*** Begin section ***

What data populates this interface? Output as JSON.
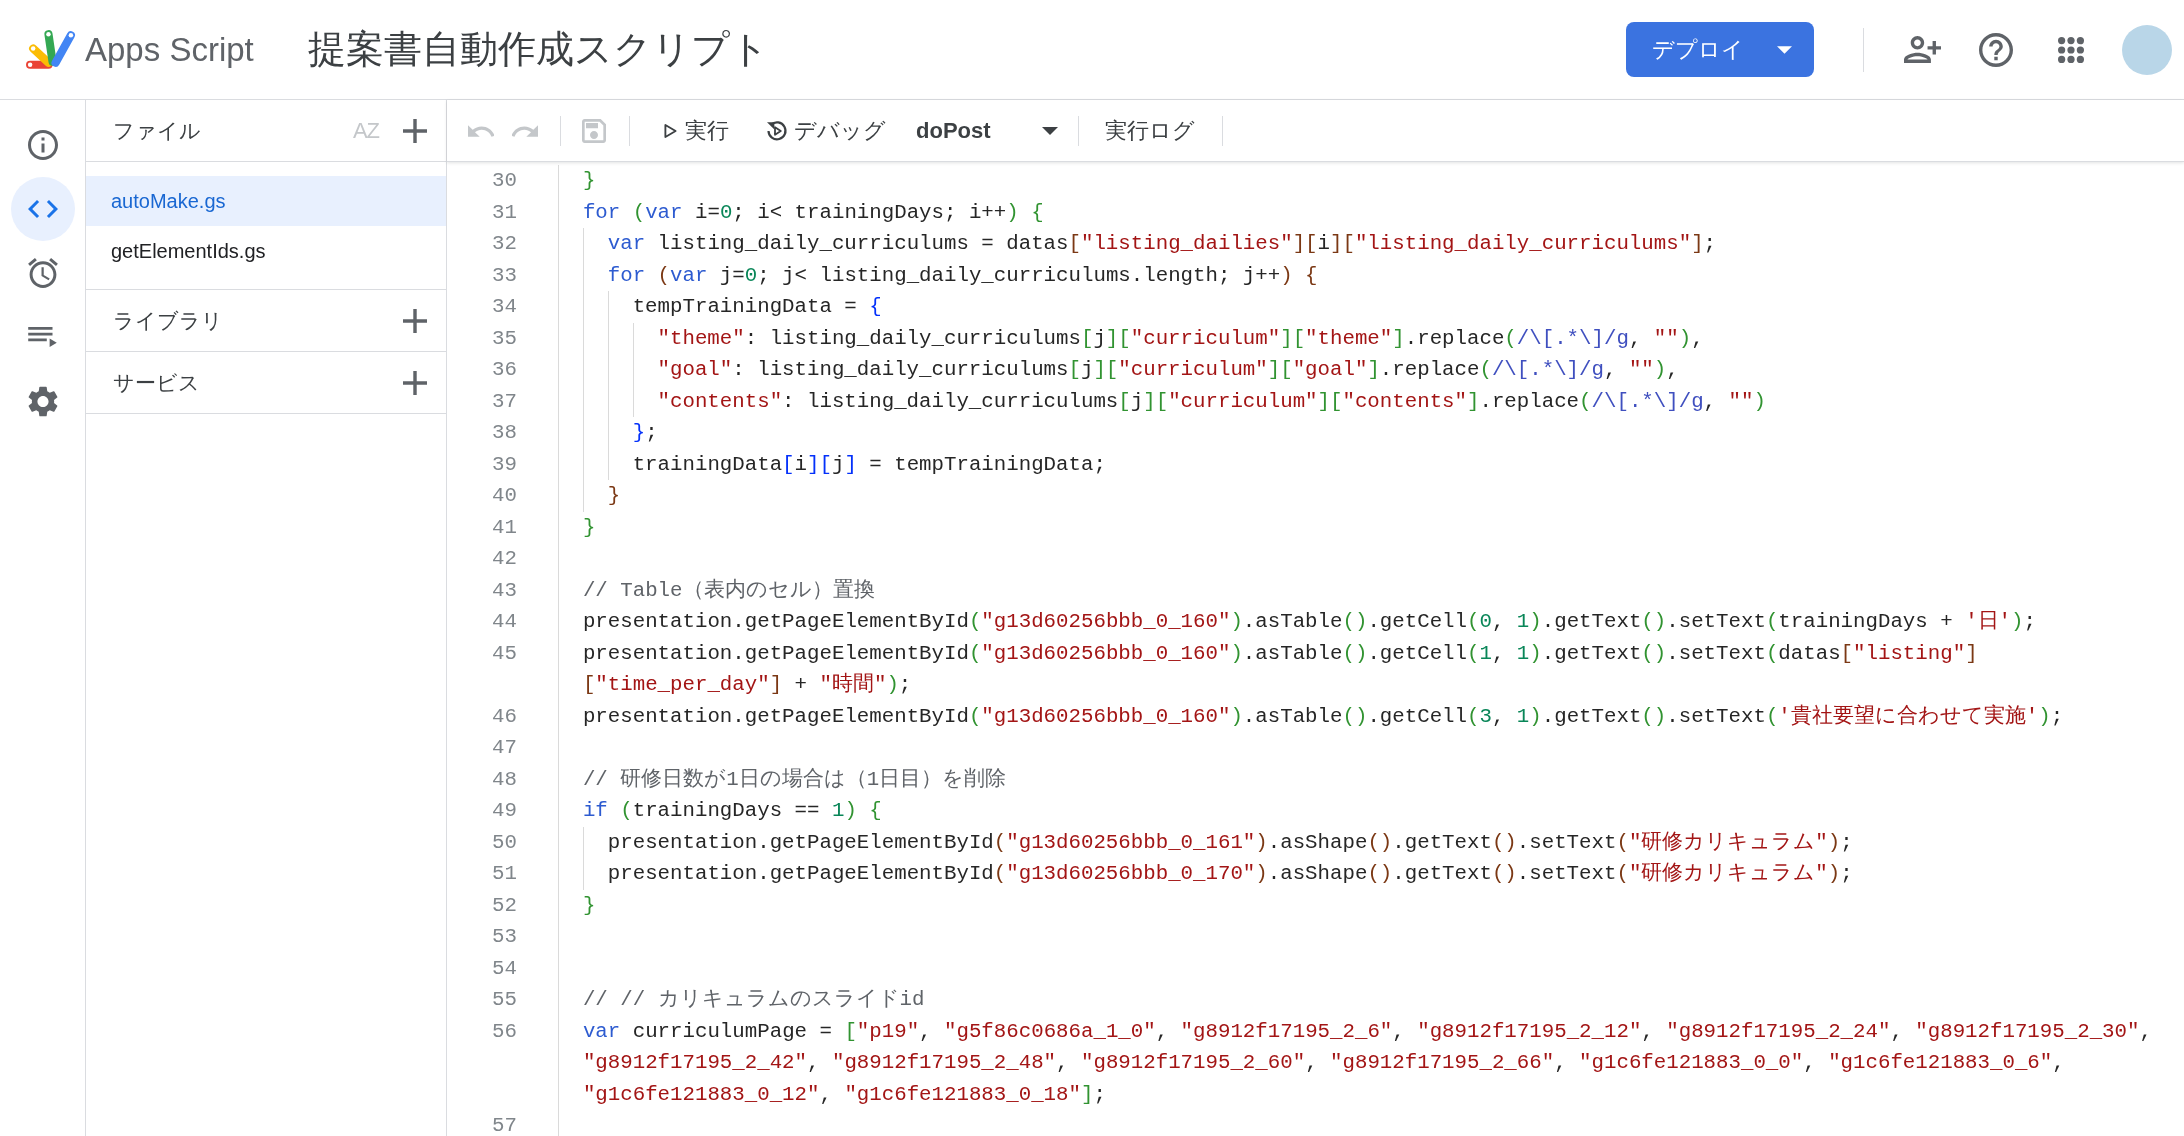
{
  "header": {
    "product": "Apps Script",
    "title": "提案書自動作成スクリプト",
    "deploy_button": {
      "label": "デプロイ"
    }
  },
  "rail": [
    {
      "kind": "overview",
      "selected": false
    },
    {
      "kind": "editor",
      "selected": true
    },
    {
      "kind": "triggers",
      "selected": false
    },
    {
      "kind": "executions",
      "selected": false
    },
    {
      "kind": "settings",
      "selected": false
    }
  ],
  "files_panel": {
    "title": "ファイル",
    "sort_button": {
      "label": "AZ",
      "disabled": true
    },
    "files": [
      {
        "name": "autoMake.gs",
        "selected": true
      },
      {
        "name": "getElementIds.gs",
        "selected": false
      }
    ],
    "sections": [
      {
        "title": "ライブラリ"
      },
      {
        "title": "サービス"
      }
    ]
  },
  "toolbar": {
    "undo": {
      "disabled": true
    },
    "redo": {
      "disabled": true
    },
    "save": {
      "disabled": true
    },
    "run_button": {
      "label": "実行"
    },
    "debug_button": {
      "label": "デバッグ"
    },
    "function_select": {
      "value": "doPost"
    },
    "log_button": {
      "label": "実行ログ"
    }
  },
  "editor": {
    "lines": [
      {
        "number": "30",
        "segments": [
          {
            "tokens": [
              {
                "kind": "bracket",
                "text": "}",
                "color": "#319331"
              }
            ]
          }
        ]
      },
      {
        "number": "31",
        "segments": [
          {
            "tokens": [
              {
                "kind": "keyword",
                "text": "for "
              },
              {
                "kind": "bracket",
                "text": "(",
                "color": "#319331"
              },
              {
                "kind": "keyword",
                "text": "var"
              },
              {
                "kind": "plain",
                "text": " i="
              },
              {
                "kind": "number",
                "text": "0"
              },
              {
                "kind": "plain",
                "text": "; i< trainingDays; i++"
              },
              {
                "kind": "bracket",
                "text": ")",
                "color": "#319331"
              },
              {
                "kind": "bracket",
                "text": " {",
                "color": "#319331"
              }
            ]
          }
        ],
        "children": [
          {
            "number": "32",
            "segments": [
              {
                "tokens": [
                  {
                    "kind": "keyword",
                    "text": "var"
                  },
                  {
                    "kind": "plain",
                    "text": " listing_daily_curriculums = datas"
                  },
                  {
                    "kind": "bracket",
                    "text": "[",
                    "color": "#7b3814"
                  },
                  {
                    "kind": "string",
                    "text": "\"listing_dailies\""
                  },
                  {
                    "kind": "bracket",
                    "text": "]",
                    "color": "#7b3814"
                  },
                  {
                    "kind": "bracket",
                    "text": "[",
                    "color": "#7b3814"
                  },
                  {
                    "kind": "plain",
                    "text": "i"
                  },
                  {
                    "kind": "bracket",
                    "text": "]",
                    "color": "#7b3814"
                  },
                  {
                    "kind": "bracket",
                    "text": "[",
                    "color": "#7b3814"
                  },
                  {
                    "kind": "string",
                    "text": "\"listing_daily_curriculums\""
                  },
                  {
                    "kind": "bracket",
                    "text": "]",
                    "color": "#7b3814"
                  },
                  {
                    "kind": "plain",
                    "text": ";"
                  }
                ]
              }
            ]
          },
          {
            "number": "33",
            "segments": [
              {
                "tokens": [
                  {
                    "kind": "keyword",
                    "text": "for "
                  },
                  {
                    "kind": "bracket",
                    "text": "(",
                    "color": "#7b3814"
                  },
                  {
                    "kind": "keyword",
                    "text": "var"
                  },
                  {
                    "kind": "plain",
                    "text": " j="
                  },
                  {
                    "kind": "number",
                    "text": "0"
                  },
                  {
                    "kind": "plain",
                    "text": "; j< listing_daily_curriculums.length; j++"
                  },
                  {
                    "kind": "bracket",
                    "text": ")",
                    "color": "#7b3814"
                  },
                  {
                    "kind": "bracket",
                    "text": " {",
                    "color": "#7b3814"
                  }
                ]
              }
            ],
            "children": [
              {
                "number": "34",
                "segments": [
                  {
                    "tokens": [
                      {
                        "kind": "plain",
                        "text": "tempTrainingData = "
                      },
                      {
                        "kind": "bracket",
                        "text": "{",
                        "color": "#0431fa"
                      }
                    ]
                  }
                ],
                "children": [
                  {
                    "number": "35",
                    "segments": [
                      {
                        "tokens": [
                          {
                            "kind": "string",
                            "text": "\"theme\""
                          },
                          {
                            "kind": "plain",
                            "text": ": listing_daily_curriculums"
                          },
                          {
                            "kind": "bracket",
                            "text": "[",
                            "color": "#319331"
                          },
                          {
                            "kind": "plain",
                            "text": "j"
                          },
                          {
                            "kind": "bracket",
                            "text": "]",
                            "color": "#319331"
                          },
                          {
                            "kind": "bracket",
                            "text": "[",
                            "color": "#319331"
                          },
                          {
                            "kind": "string",
                            "text": "\"curriculum\""
                          },
                          {
                            "kind": "bracket",
                            "text": "]",
                            "color": "#319331"
                          },
                          {
                            "kind": "bracket",
                            "text": "[",
                            "color": "#319331"
                          },
                          {
                            "kind": "string",
                            "text": "\"theme\""
                          },
                          {
                            "kind": "bracket",
                            "text": "]",
                            "color": "#319331"
                          },
                          {
                            "kind": "plain",
                            "text": ".replace"
                          },
                          {
                            "kind": "bracket",
                            "text": "(",
                            "color": "#319331"
                          },
                          {
                            "kind": "regex",
                            "text": "/\\[.*\\]/g"
                          },
                          {
                            "kind": "plain",
                            "text": ", "
                          },
                          {
                            "kind": "string",
                            "text": "\"\""
                          },
                          {
                            "kind": "bracket",
                            "text": ")",
                            "color": "#319331"
                          },
                          {
                            "kind": "plain",
                            "text": ","
                          }
                        ]
                      }
                    ]
                  },
                  {
                    "number": "36",
                    "segments": [
                      {
                        "tokens": [
                          {
                            "kind": "string",
                            "text": "\"goal\""
                          },
                          {
                            "kind": "plain",
                            "text": ": listing_daily_curriculums"
                          },
                          {
                            "kind": "bracket",
                            "text": "[",
                            "color": "#319331"
                          },
                          {
                            "kind": "plain",
                            "text": "j"
                          },
                          {
                            "kind": "bracket",
                            "text": "]",
                            "color": "#319331"
                          },
                          {
                            "kind": "bracket",
                            "text": "[",
                            "color": "#319331"
                          },
                          {
                            "kind": "string",
                            "text": "\"curriculum\""
                          },
                          {
                            "kind": "bracket",
                            "text": "]",
                            "color": "#319331"
                          },
                          {
                            "kind": "bracket",
                            "text": "[",
                            "color": "#319331"
                          },
                          {
                            "kind": "string",
                            "text": "\"goal\""
                          },
                          {
                            "kind": "bracket",
                            "text": "]",
                            "color": "#319331"
                          },
                          {
                            "kind": "plain",
                            "text": ".replace"
                          },
                          {
                            "kind": "bracket",
                            "text": "(",
                            "color": "#319331"
                          },
                          {
                            "kind": "regex",
                            "text": "/\\[.*\\]/g"
                          },
                          {
                            "kind": "plain",
                            "text": ", "
                          },
                          {
                            "kind": "string",
                            "text": "\"\""
                          },
                          {
                            "kind": "bracket",
                            "text": ")",
                            "color": "#319331"
                          },
                          {
                            "kind": "plain",
                            "text": ","
                          }
                        ]
                      }
                    ]
                  },
                  {
                    "number": "37",
                    "segments": [
                      {
                        "tokens": [
                          {
                            "kind": "string",
                            "text": "\"contents\""
                          },
                          {
                            "kind": "plain",
                            "text": ": listing_daily_curriculums"
                          },
                          {
                            "kind": "bracket",
                            "text": "[",
                            "color": "#319331"
                          },
                          {
                            "kind": "plain",
                            "text": "j"
                          },
                          {
                            "kind": "bracket",
                            "text": "]",
                            "color": "#319331"
                          },
                          {
                            "kind": "bracket",
                            "text": "[",
                            "color": "#319331"
                          },
                          {
                            "kind": "string",
                            "text": "\"curriculum\""
                          },
                          {
                            "kind": "bracket",
                            "text": "]",
                            "color": "#319331"
                          },
                          {
                            "kind": "bracket",
                            "text": "[",
                            "color": "#319331"
                          },
                          {
                            "kind": "string",
                            "text": "\"contents\""
                          },
                          {
                            "kind": "bracket",
                            "text": "]",
                            "color": "#319331"
                          },
                          {
                            "kind": "plain",
                            "text": ".replace"
                          },
                          {
                            "kind": "bracket",
                            "text": "(",
                            "color": "#319331"
                          },
                          {
                            "kind": "regex",
                            "text": "/\\[.*\\]/g"
                          },
                          {
                            "kind": "plain",
                            "text": ", "
                          },
                          {
                            "kind": "string",
                            "text": "\"\""
                          },
                          {
                            "kind": "bracket",
                            "text": ")",
                            "color": "#319331"
                          }
                        ]
                      }
                    ]
                  }
                ]
              },
              {
                "number": "38",
                "segments": [
                  {
                    "tokens": [
                      {
                        "kind": "bracket",
                        "text": "}",
                        "color": "#0431fa"
                      },
                      {
                        "kind": "plain",
                        "text": ";"
                      }
                    ]
                  }
                ]
              },
              {
                "number": "39",
                "segments": [
                  {
                    "tokens": [
                      {
                        "kind": "plain",
                        "text": "trainingData"
                      },
                      {
                        "kind": "bracket",
                        "text": "[",
                        "color": "#0431fa"
                      },
                      {
                        "kind": "plain",
                        "text": "i"
                      },
                      {
                        "kind": "bracket",
                        "text": "]",
                        "color": "#0431fa"
                      },
                      {
                        "kind": "bracket",
                        "text": "[",
                        "color": "#0431fa"
                      },
                      {
                        "kind": "plain",
                        "text": "j"
                      },
                      {
                        "kind": "bracket",
                        "text": "]",
                        "color": "#0431fa"
                      },
                      {
                        "kind": "plain",
                        "text": " = tempTrainingData;"
                      }
                    ]
                  }
                ]
              }
            ]
          },
          {
            "number": "40",
            "segments": [
              {
                "tokens": [
                  {
                    "kind": "bracket",
                    "text": "}",
                    "color": "#7b3814"
                  }
                ]
              }
            ]
          }
        ]
      },
      {
        "number": "41",
        "segments": [
          {
            "tokens": [
              {
                "kind": "bracket",
                "text": "}",
                "color": "#319331"
              }
            ]
          }
        ]
      },
      {
        "number": "42"
      },
      {
        "number": "43",
        "segments": [
          {
            "tokens": [
              {
                "kind": "comment",
                "text": "// Table（表内のセル）置換"
              }
            ]
          }
        ]
      },
      {
        "number": "44",
        "segments": [
          {
            "tokens": [
              {
                "kind": "plain",
                "text": "presentation.getPageElementById"
              },
              {
                "kind": "bracket",
                "text": "(",
                "color": "#319331"
              },
              {
                "kind": "string",
                "text": "\"g13d60256bbb_0_160\""
              },
              {
                "kind": "bracket",
                "text": ")",
                "color": "#319331"
              },
              {
                "kind": "plain",
                "text": ".asTable"
              },
              {
                "kind": "bracket",
                "text": "(",
                "color": "#319331"
              },
              {
                "kind": "bracket",
                "text": ")",
                "color": "#319331"
              },
              {
                "kind": "plain",
                "text": ".getCell"
              },
              {
                "kind": "bracket",
                "text": "(",
                "color": "#319331"
              },
              {
                "kind": "number",
                "text": "0"
              },
              {
                "kind": "plain",
                "text": ", "
              },
              {
                "kind": "number",
                "text": "1"
              },
              {
                "kind": "bracket",
                "text": ")",
                "color": "#319331"
              },
              {
                "kind": "plain",
                "text": ".getText"
              },
              {
                "kind": "bracket",
                "text": "(",
                "color": "#319331"
              },
              {
                "kind": "bracket",
                "text": ")",
                "color": "#319331"
              },
              {
                "kind": "plain",
                "text": ".setText"
              },
              {
                "kind": "bracket",
                "text": "(",
                "color": "#319331"
              },
              {
                "kind": "plain",
                "text": "trainingDays + "
              },
              {
                "kind": "string",
                "text": "'日'"
              },
              {
                "kind": "bracket",
                "text": ")",
                "color": "#319331"
              },
              {
                "kind": "plain",
                "text": ";"
              }
            ]
          }
        ]
      },
      {
        "number": "45",
        "segments": [
          {
            "tokens": [
              {
                "kind": "plain",
                "text": "presentation.getPageElementById"
              },
              {
                "kind": "bracket",
                "text": "(",
                "color": "#319331"
              },
              {
                "kind": "string",
                "text": "\"g13d60256bbb_0_160\""
              },
              {
                "kind": "bracket",
                "text": ")",
                "color": "#319331"
              },
              {
                "kind": "plain",
                "text": ".asTable"
              },
              {
                "kind": "bracket",
                "text": "(",
                "color": "#319331"
              },
              {
                "kind": "bracket",
                "text": ")",
                "color": "#319331"
              },
              {
                "kind": "plain",
                "text": ".getCell"
              },
              {
                "kind": "bracket",
                "text": "(",
                "color": "#319331"
              },
              {
                "kind": "number",
                "text": "1"
              },
              {
                "kind": "plain",
                "text": ", "
              },
              {
                "kind": "number",
                "text": "1"
              },
              {
                "kind": "bracket",
                "text": ")",
                "color": "#319331"
              },
              {
                "kind": "plain",
                "text": ".getText"
              },
              {
                "kind": "bracket",
                "text": "(",
                "color": "#319331"
              },
              {
                "kind": "bracket",
                "text": ")",
                "color": "#319331"
              },
              {
                "kind": "plain",
                "text": ".setText"
              },
              {
                "kind": "bracket",
                "text": "(",
                "color": "#319331"
              },
              {
                "kind": "plain",
                "text": "datas"
              },
              {
                "kind": "bracket",
                "text": "[",
                "color": "#7b3814"
              },
              {
                "kind": "string",
                "text": "\"listing\""
              },
              {
                "kind": "bracket",
                "text": "]",
                "color": "#7b3814"
              }
            ]
          },
          {
            "tokens": [
              {
                "kind": "bracket",
                "text": "[",
                "color": "#7b3814"
              },
              {
                "kind": "string",
                "text": "\"time_per_day\""
              },
              {
                "kind": "bracket",
                "text": "]",
                "color": "#7b3814"
              },
              {
                "kind": "plain",
                "text": " + "
              },
              {
                "kind": "string",
                "text": "\"時間\""
              },
              {
                "kind": "bracket",
                "text": ")",
                "color": "#319331"
              },
              {
                "kind": "plain",
                "text": ";"
              }
            ]
          }
        ]
      },
      {
        "number": "46",
        "segments": [
          {
            "tokens": [
              {
                "kind": "plain",
                "text": "presentation.getPageElementById"
              },
              {
                "kind": "bracket",
                "text": "(",
                "color": "#319331"
              },
              {
                "kind": "string",
                "text": "\"g13d60256bbb_0_160\""
              },
              {
                "kind": "bracket",
                "text": ")",
                "color": "#319331"
              },
              {
                "kind": "plain",
                "text": ".asTable"
              },
              {
                "kind": "bracket",
                "text": "(",
                "color": "#319331"
              },
              {
                "kind": "bracket",
                "text": ")",
                "color": "#319331"
              },
              {
                "kind": "plain",
                "text": ".getCell"
              },
              {
                "kind": "bracket",
                "text": "(",
                "color": "#319331"
              },
              {
                "kind": "number",
                "text": "3"
              },
              {
                "kind": "plain",
                "text": ", "
              },
              {
                "kind": "number",
                "text": "1"
              },
              {
                "kind": "bracket",
                "text": ")",
                "color": "#319331"
              },
              {
                "kind": "plain",
                "text": ".getText"
              },
              {
                "kind": "bracket",
                "text": "(",
                "color": "#319331"
              },
              {
                "kind": "bracket",
                "text": ")",
                "color": "#319331"
              },
              {
                "kind": "plain",
                "text": ".setText"
              },
              {
                "kind": "bracket",
                "text": "(",
                "color": "#319331"
              },
              {
                "kind": "string",
                "text": "'貴社要望に合わせて実施'"
              },
              {
                "kind": "bracket",
                "text": ")",
                "color": "#319331"
              },
              {
                "kind": "plain",
                "text": ";"
              }
            ]
          }
        ]
      },
      {
        "number": "47"
      },
      {
        "number": "48",
        "segments": [
          {
            "tokens": [
              {
                "kind": "comment",
                "text": "// 研修日数が1日の場合は（1日目）を削除"
              }
            ]
          }
        ]
      },
      {
        "number": "49",
        "segments": [
          {
            "tokens": [
              {
                "kind": "keyword",
                "text": "if "
              },
              {
                "kind": "bracket",
                "text": "(",
                "color": "#319331"
              },
              {
                "kind": "plain",
                "text": "trainingDays == "
              },
              {
                "kind": "number",
                "text": "1"
              },
              {
                "kind": "bracket",
                "text": ")",
                "color": "#319331"
              },
              {
                "kind": "bracket",
                "text": " {",
                "color": "#319331"
              }
            ]
          }
        ],
        "children": [
          {
            "number": "50",
            "segments": [
              {
                "tokens": [
                  {
                    "kind": "plain",
                    "text": "presentation.getPageElementById"
                  },
                  {
                    "kind": "bracket",
                    "text": "(",
                    "color": "#7b3814"
                  },
                  {
                    "kind": "string",
                    "text": "\"g13d60256bbb_0_161\""
                  },
                  {
                    "kind": "bracket",
                    "text": ")",
                    "color": "#7b3814"
                  },
                  {
                    "kind": "plain",
                    "text": ".asShape"
                  },
                  {
                    "kind": "bracket",
                    "text": "(",
                    "color": "#7b3814"
                  },
                  {
                    "kind": "bracket",
                    "text": ")",
                    "color": "#7b3814"
                  },
                  {
                    "kind": "plain",
                    "text": ".getText"
                  },
                  {
                    "kind": "bracket",
                    "text": "(",
                    "color": "#7b3814"
                  },
                  {
                    "kind": "bracket",
                    "text": ")",
                    "color": "#7b3814"
                  },
                  {
                    "kind": "plain",
                    "text": ".setText"
                  },
                  {
                    "kind": "bracket",
                    "text": "(",
                    "color": "#7b3814"
                  },
                  {
                    "kind": "string",
                    "text": "\"研修カリキュラム\""
                  },
                  {
                    "kind": "bracket",
                    "text": ")",
                    "color": "#7b3814"
                  },
                  {
                    "kind": "plain",
                    "text": ";"
                  }
                ]
              }
            ]
          },
          {
            "number": "51",
            "segments": [
              {
                "tokens": [
                  {
                    "kind": "plain",
                    "text": "presentation.getPageElementById"
                  },
                  {
                    "kind": "bracket",
                    "text": "(",
                    "color": "#7b3814"
                  },
                  {
                    "kind": "string",
                    "text": "\"g13d60256bbb_0_170\""
                  },
                  {
                    "kind": "bracket",
                    "text": ")",
                    "color": "#7b3814"
                  },
                  {
                    "kind": "plain",
                    "text": ".asShape"
                  },
                  {
                    "kind": "bracket",
                    "text": "(",
                    "color": "#7b3814"
                  },
                  {
                    "kind": "bracket",
                    "text": ")",
                    "color": "#7b3814"
                  },
                  {
                    "kind": "plain",
                    "text": ".getText"
                  },
                  {
                    "kind": "bracket",
                    "text": "(",
                    "color": "#7b3814"
                  },
                  {
                    "kind": "bracket",
                    "text": ")",
                    "color": "#7b3814"
                  },
                  {
                    "kind": "plain",
                    "text": ".setText"
                  },
                  {
                    "kind": "bracket",
                    "text": "(",
                    "color": "#7b3814"
                  },
                  {
                    "kind": "string",
                    "text": "\"研修カリキュラム\""
                  },
                  {
                    "kind": "bracket",
                    "text": ")",
                    "color": "#7b3814"
                  },
                  {
                    "kind": "plain",
                    "text": ";"
                  }
                ]
              }
            ]
          }
        ]
      },
      {
        "number": "52",
        "segments": [
          {
            "tokens": [
              {
                "kind": "bracket",
                "text": "}",
                "color": "#319331"
              }
            ]
          }
        ]
      },
      {
        "number": "53"
      },
      {
        "number": "54"
      },
      {
        "number": "55",
        "segments": [
          {
            "tokens": [
              {
                "kind": "comment",
                "text": "// // カリキュラムのスライドid"
              }
            ]
          }
        ]
      },
      {
        "number": "56",
        "segments": [
          {
            "tokens": [
              {
                "kind": "keyword",
                "text": "var"
              },
              {
                "kind": "plain",
                "text": " curriculumPage = "
              },
              {
                "kind": "bracket",
                "text": "[",
                "color": "#319331"
              },
              {
                "kind": "string",
                "text": "\"p19\""
              },
              {
                "kind": "plain",
                "text": ", "
              },
              {
                "kind": "string",
                "text": "\"g5f86c0686a_1_0\""
              },
              {
                "kind": "plain",
                "text": ", "
              },
              {
                "kind": "string",
                "text": "\"g8912f17195_2_6\""
              },
              {
                "kind": "plain",
                "text": ", "
              },
              {
                "kind": "string",
                "text": "\"g8912f17195_2_12\""
              },
              {
                "kind": "plain",
                "text": ", "
              },
              {
                "kind": "string",
                "text": "\"g8912f17195_2_24\""
              },
              {
                "kind": "plain",
                "text": ", "
              },
              {
                "kind": "string",
                "text": "\"g8912f17195_2_30\""
              },
              {
                "kind": "plain",
                "text": ","
              }
            ]
          },
          {
            "tokens": [
              {
                "kind": "string",
                "text": "\"g8912f17195_2_42\""
              },
              {
                "kind": "plain",
                "text": ", "
              },
              {
                "kind": "string",
                "text": "\"g8912f17195_2_48\""
              },
              {
                "kind": "plain",
                "text": ", "
              },
              {
                "kind": "string",
                "text": "\"g8912f17195_2_60\""
              },
              {
                "kind": "plain",
                "text": ", "
              },
              {
                "kind": "string",
                "text": "\"g8912f17195_2_66\""
              },
              {
                "kind": "plain",
                "text": ", "
              },
              {
                "kind": "string",
                "text": "\"g1c6fe121883_0_0\""
              },
              {
                "kind": "plain",
                "text": ", "
              },
              {
                "kind": "string",
                "text": "\"g1c6fe121883_0_6\""
              },
              {
                "kind": "plain",
                "text": ","
              }
            ]
          },
          {
            "tokens": [
              {
                "kind": "string",
                "text": "\"g1c6fe121883_0_12\""
              },
              {
                "kind": "plain",
                "text": ", "
              },
              {
                "kind": "string",
                "text": "\"g1c6fe121883_0_18\""
              },
              {
                "kind": "bracket",
                "text": "]",
                "color": "#319331"
              },
              {
                "kind": "plain",
                "text": ";"
              }
            ]
          }
        ]
      },
      {
        "number": "57"
      }
    ]
  }
}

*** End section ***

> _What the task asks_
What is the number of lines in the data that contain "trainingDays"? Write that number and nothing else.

> _Answer box_
3